    I've eaten the skins once or twice and I felt fine, but I am assuming that the sweet potato plant employs some defense against its roots being eaten, so I would shy away from eating their skins beyond occasionally.

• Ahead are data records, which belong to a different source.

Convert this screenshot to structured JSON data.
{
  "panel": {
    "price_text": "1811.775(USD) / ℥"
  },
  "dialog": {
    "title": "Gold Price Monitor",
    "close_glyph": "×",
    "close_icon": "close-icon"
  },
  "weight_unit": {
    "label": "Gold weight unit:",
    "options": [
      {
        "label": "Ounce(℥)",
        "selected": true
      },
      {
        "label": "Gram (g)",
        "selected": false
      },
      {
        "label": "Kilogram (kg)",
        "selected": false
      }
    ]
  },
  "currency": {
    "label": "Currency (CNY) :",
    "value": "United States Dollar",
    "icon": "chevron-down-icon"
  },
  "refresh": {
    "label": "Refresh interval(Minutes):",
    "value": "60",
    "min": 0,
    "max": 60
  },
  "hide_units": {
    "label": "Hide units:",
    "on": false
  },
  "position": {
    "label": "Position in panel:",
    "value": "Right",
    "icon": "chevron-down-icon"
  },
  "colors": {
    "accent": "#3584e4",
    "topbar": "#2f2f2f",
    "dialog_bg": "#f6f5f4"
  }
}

  7. #7
    OneDeltaTenTango's Avatar
    OneDeltaTenTango is offline Senior Member
    Join Date
    Jul 2010
    Location
    Anchorage, Alaska
    Posts
    933
    Quote Originally Posted by tarek View Post
    I've eaten the skins once or twice and I felt fine, but I am assuming that the sweet potato plant employs some defense against its roots being eaten, so I would shy away from eating their skins beyond occasionally.
    This is the same logic that I use. Not based on any science, but my reasoning is that the inside has all of the good stuff stored for the plant and the main job of the skin is to protect the insides from attack by any and all bugs, bacteria, fungi, etc. The skin doesn't seem like an impressive physical barrier, so it makes sense that it would provide somewhat of a chemical barrier. Just speculating.

  8. #8
    Hallucinogen's Avatar
    Hallucinogen is offline Junior Member
    Join Date
    Feb 2014
    Location
    Ocean
    Posts
    2

    Cool

    Sweet Potatoes and yams have fungi growing almost on every single skin which also indent into the flesh, that fungi is toxic, even if you cook it, the toxins remain, it is strongly advisable to peel them and then simply steam for ~5mins and cooldown, that is their optimal cooking technique,
    besides, you Really do not want to eat the stuff which has been absorbed into the skin from the soil it was grown in, even if they were grown "organically"...
    Last edited by Hallucinogen; 02-17-2014 at 07:53 AM.

  9. #9
    Rueben's Avatar
    Rueben is offline Senior Member
    Join Date
    Oct 2011
    Posts
    148
    I'm almost 50. Been eating Sweet potato (Kumara) all my life. With the skins on.

    Delicious- especially when you roast them and the skins go all crunchy and almost burnt...

  10. #10
    Hallucinogen's Avatar
    Hallucinogen is offline Junior Member
    Join Date
    Feb 2014
    Location
    Ocean
    Posts
    2

    Cool

    Primal Blueprint Expert Certification
    Quote Originally Posted by Rueben View Post
    I'm almost 50. Been eating Sweet potato (Kumara) all my life. With the skins on.

    Delicious- especially when you roast them and the skins go all crunchy and almost burnt...
    Yeah, i'm sure if your burn it enough then the skins REALLY Add the health benefits ! And fungi ? What fungi !
    Make sure to use a flamethrower next time

Page 1 of 2 12 LastLast

Posting Permissions

  • You may not post new threads
  • You may not post replies
  • You may not post attachments
  • You may not edit your posts
  •